I think you need to be careful in either direction. Let's use an example. Say we are playing a memory game where a 4x4 grid of images flash for a second and each is either a pig or a duck and we have to say how many ducks flashed.
If I close my eyes and just say I believe there were 6 ducks, that isn't objectively very useful (even if I were correct by dumb luck). But what if I was looking, yet wasn't entirely sure if it was 5, 6, or 7, and still said 6? Then I'd be stating a fact as a fact even though I don't know if it is.
Both of those are problems, and both happen all of the time. The reality of life, in my opinion, is that there are very few things for which there are clear and absolute facts, except for really simple things like kindergartner games, but then we almost never are in contention over anything that simple.
That is why I think it is always important to qualify one's factual assertions. For instance, I could say that I am 70% certain that there were 6 ducks and I have been right 90% of the time. By doing that I am qualifying the probability of my factual assertion and providing some measurement of my 'expertise' on the matter.
And for anything more complex, one should also provide support for their claim and context, but people really don't in general think like that, even for simple issues, and for really complex issues like global macroeconomics or global warming, forget about it...we have built a machine that we are no longer capable of even understanding (that part is pure opinion of course).
And on top of all that, people sometimes are intentionally obfuscatory, tangential, or dishonest. Say we are playing our memory game and someone is asked how many ducks and they reply that there definitely wasn't 4 pigs. Well, what the heck does that mean? In this context it sounds silly, but for a deeper issue, these types of diversions can be very affective (in a nonconstructive way).

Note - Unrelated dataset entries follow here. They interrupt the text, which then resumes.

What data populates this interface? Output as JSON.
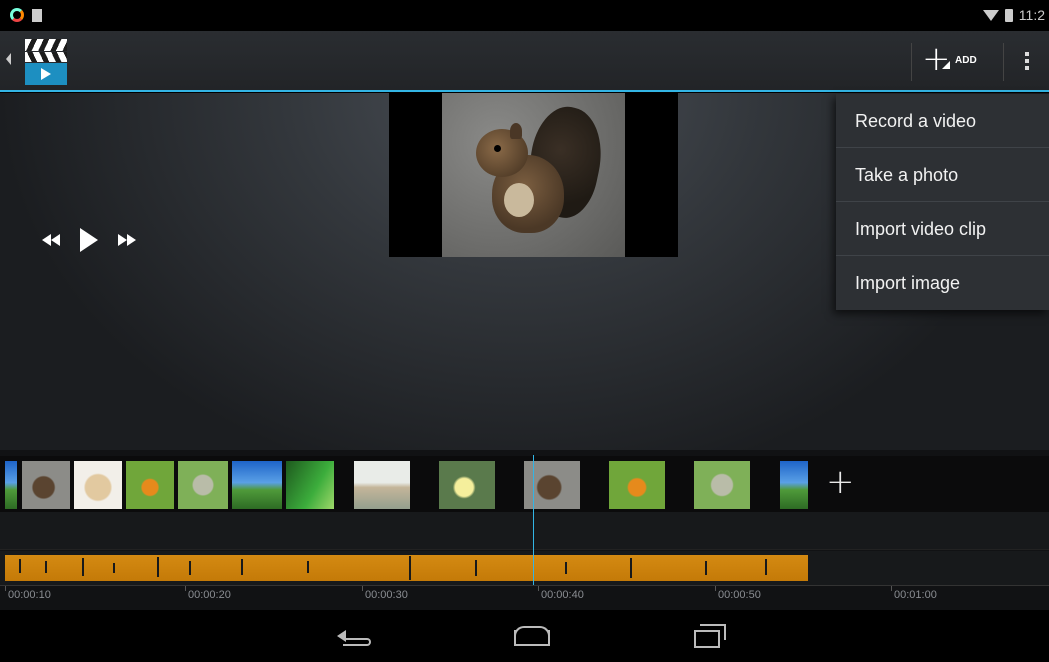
{
  "status_bar": {
    "time": "11:2",
    "notification_icons": [
      "app-notification-icon",
      "storage-icon"
    ],
    "system_icons": [
      "wifi-icon",
      "battery-icon"
    ]
  },
  "action_bar": {
    "app_icon": "clapperboard-play-icon",
    "add_label": "ADD",
    "add_icon": "plus-icon",
    "overflow_icon": "overflow-menu-icon",
    "accent_color": "#33b5e5"
  },
  "add_menu": {
    "items": [
      {
        "label": "Record a video"
      },
      {
        "label": "Take a photo"
      },
      {
        "label": "Import video clip"
      },
      {
        "label": "Import image"
      }
    ]
  },
  "player": {
    "controls": [
      "rewind-icon",
      "play-icon",
      "fast-forward-icon"
    ],
    "preview_subject": "squirrel-photo"
  },
  "timeline": {
    "clips": [
      "squirrel",
      "puppy",
      "bird",
      "owl",
      "sky",
      "plant",
      "beach",
      "duckling",
      "squirrel",
      "bird",
      "owl",
      "sky"
    ],
    "add_media_icon": "plus-icon",
    "audio_color": "#d48a12",
    "ruler_labels": [
      "00:00:10",
      "00:00:20",
      "00:00:30",
      "00:00:40",
      "00:00:50",
      "00:01:00"
    ]
  },
  "nav_bar": {
    "icons": [
      "back-icon",
      "home-icon",
      "recents-icon"
    ]
  }
}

Not entirely sure what my point is. I guess that facts are slippery suckers, and some 'facts', as much as some beliefs, quack but look like a pig.